Mathieu explained why he thought it is important to protest: “This cut affects French and world society, because people are looking at us. It is important to be here. Macron is working for the rich, for big business. The politicians don’t care about the people, they whip up false problems in order to make believe that we need to tighten our belts, while they are just stuffing their own pockets. We are all being crushed by capitalism.”

In Marseille, the WSWS met Chantal, who works at the Finance Ministry. She said, “I am here for my retirement, I signed a contract saying I would pay in 37.5 years for a pension and now I will have to pay in 43 years. … This reform is offensive to the working class. They are stealing our lives, our health. It’s also an act of violence against women, I realized that because our careers are broken up due to having children, that we will have to work even longer. And we will have to do more with less money.”

Chantal pointed to the huge tax handouts to the rich that Macron is making. “Macron, when he took power, he modified the taxes on corporate dividends paid out of shareholders. … If you compare the former tax rate of 21 percent that used to be applied to dividends and the 12.8 percent rate now in place, you see that 5 of 6 billion euros more have gone down the hatch into the pockets of the corporations.”

On the role of the unions, Chantal said, “There have been a number of times where one didn’t really feel like seeing them negotiate, because they agree to something and approve something that causes problems for me. … One could also dream of a political organization that unites the left.”

Jane, a student in a science prep school, said she was protesting “against pension cuts and the Macron government. … I have heard that we could try to take this on a rhythm of one protest each day, increasing the mobilization of youth in assemblies to vote on strikes. Because we are giving hundreds of billions to the army, not for social need.”

Jane said she trusted protesters in the streets more than the union bureaucracies: “The unions are divided right now, I have more confidence in a mobilization of the people independent of the unions. One has to wage a power struggle against the unions, they make too many concessions. At first, the ‘yellow vests’ were radical, the movement was taken over, denounced, they lost their shine but it is something that must be understood and that served a purpose.”

About Macron’s sending tanks to Ukraine, Jane said, “Clearly, sending tanks is stupid, that means that we are drawn into the conflict. It gives another dimension to the war. I am not a genius on military strategy, but I find the military escalation that is underway really shocking. And Russia is dependent on China, which itself depends on the United States.”

Jean, a retiree, told the WSWS, “I do not want my children and grandchildren, and the population overall, to be victims of this law that will be voted. The street and the people must speak as loud as possible. … Workers and students must take their struggles into their own hands, say ‘no’ to the pension cut and many other things besides, including to profit in an unfair system in which a minority tells everyone what to do.”
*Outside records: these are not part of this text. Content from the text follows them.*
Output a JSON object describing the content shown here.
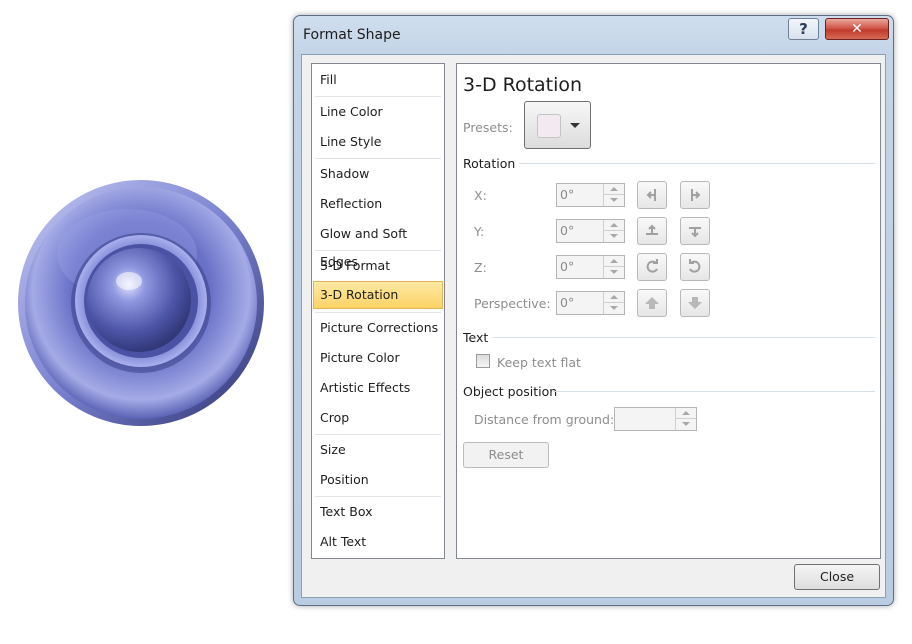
{
  "dialog": {
    "title": "Format Shape",
    "help_glyph": "?",
    "close_glyph": "✕",
    "close_button": "Close"
  },
  "nav": {
    "selected": "3-D Rotation",
    "items": [
      {
        "label": "Fill"
      },
      {
        "label": "Line Color"
      },
      {
        "label": "Line Style"
      },
      {
        "label": "Shadow"
      },
      {
        "label": "Reflection"
      },
      {
        "label": "Glow and Soft Edges"
      },
      {
        "label": "3-D Format"
      },
      {
        "label": "3-D Rotation"
      },
      {
        "label": "Picture Corrections"
      },
      {
        "label": "Picture Color"
      },
      {
        "label": "Artistic Effects"
      },
      {
        "label": "Crop"
      },
      {
        "label": "Size"
      },
      {
        "label": "Position"
      },
      {
        "label": "Text Box"
      },
      {
        "label": "Alt Text"
      }
    ]
  },
  "pane": {
    "title": "3-D Rotation",
    "presets_label": "Presets:",
    "rotation": {
      "section": "Rotation",
      "x_label": "X:",
      "x_value": "0°",
      "y_label": "Y:",
      "y_value": "0°",
      "z_label": "Z:",
      "z_value": "0°",
      "perspective_label": "Perspective:",
      "perspective_value": "0°"
    },
    "text": {
      "section": "Text",
      "keep_flat_label": "Keep text flat",
      "keep_flat_checked": false
    },
    "object_position": {
      "section": "Object position",
      "distance_label": "Distance from ground:",
      "distance_value": ""
    },
    "reset_label": "Reset"
  },
  "colors": {
    "selected_item": "#fcd366",
    "shape_primary": "#6b74c9",
    "close_red": "#c03a2c"
  },
  "icons": {
    "shape": "blue-3d-button-shape",
    "help": "question-mark-icon",
    "close": "close-x-icon",
    "rotate": [
      "rotate-left-icon",
      "rotate-right-icon",
      "rotate-up-icon",
      "rotate-down-icon",
      "rotate-counterclockwise-icon",
      "rotate-clockwise-icon",
      "perspective-increase-icon",
      "perspective-decrease-icon"
    ]
  }
}
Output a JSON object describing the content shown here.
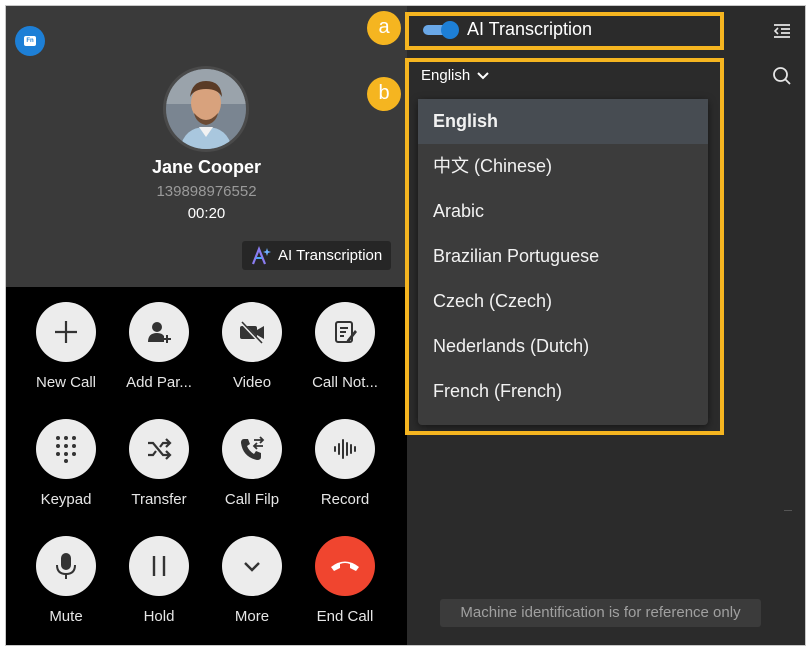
{
  "caller": {
    "name": "Jane Cooper",
    "number": "139898976552",
    "duration": "00:20"
  },
  "ai_badge_label": "AI Transcription",
  "buttons": [
    {
      "label": "New Call",
      "icon": "plus-icon"
    },
    {
      "label": "Add Par...",
      "icon": "add-participant-icon"
    },
    {
      "label": "Video",
      "icon": "video-off-icon"
    },
    {
      "label": "Call Not...",
      "icon": "note-icon"
    },
    {
      "label": "Keypad",
      "icon": "keypad-icon"
    },
    {
      "label": "Transfer",
      "icon": "transfer-icon"
    },
    {
      "label": "Call Filp",
      "icon": "call-flip-icon"
    },
    {
      "label": "Record",
      "icon": "record-waveform-icon"
    },
    {
      "label": "Mute",
      "icon": "microphone-icon"
    },
    {
      "label": "Hold",
      "icon": "pause-icon"
    },
    {
      "label": "More",
      "icon": "chevron-down-icon"
    },
    {
      "label": "End Call",
      "icon": "hang-up-icon"
    }
  ],
  "transcription": {
    "toggle_label": "AI Transcription",
    "toggle_on": true,
    "selected_language": "English",
    "languages": [
      "English",
      "中文 (Chinese)",
      "Arabic",
      "Brazilian Portuguese",
      "Czech (Czech)",
      "Nederlands (Dutch)",
      "French (French)"
    ]
  },
  "callouts": {
    "a": "a",
    "b": "b"
  },
  "notice": "Machine identification is for reference only",
  "colors": {
    "accent": "#1d7fd6",
    "highlight": "#f5b520",
    "end_call": "#f0452f"
  }
}
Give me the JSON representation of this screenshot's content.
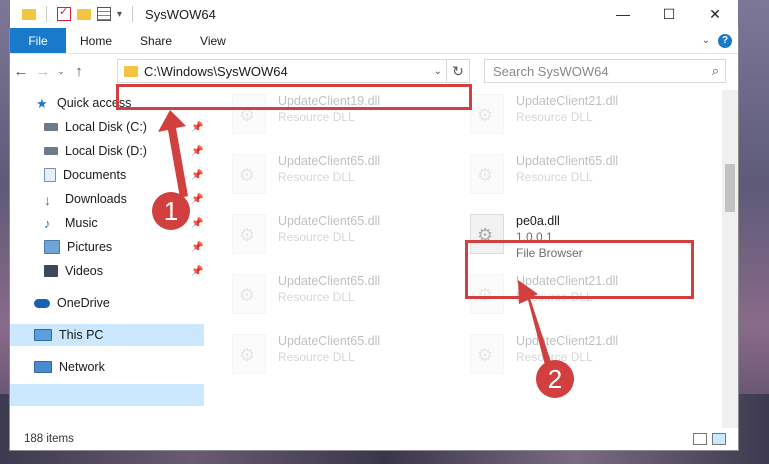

On Macron’s increase of the defense budget, Jean said, “I oppose militarism, political parties and the people should decide on military budgets. Preparations for war are dangerous for us. But it is not just a matter of the military budget, there is also the austerity diktat from Brussels. There’s an entire series of things that we must fight overall.”

“When we send tanks to Ukraine and increase the military budget, personally I do not find myself in agreement with that,” he continued. “Sending tanks to Ukraine is getting one’s fingers caught in a vicious struggle that will press Russia to say, OK, we will defend ourselves because we are surrounded on all sides. It is very serious, then they will try to ramp up the adoption of measures of all sorts; states of emergency, pension cuts like today.”

Jean said he agreed with an international struggle by the workers, independent of the union bureaucracies. “Bringing together workers on an international level, it is important … You start to realize that the forces of capital always are one step ahead of the game. But today we are here to defend ourselves.”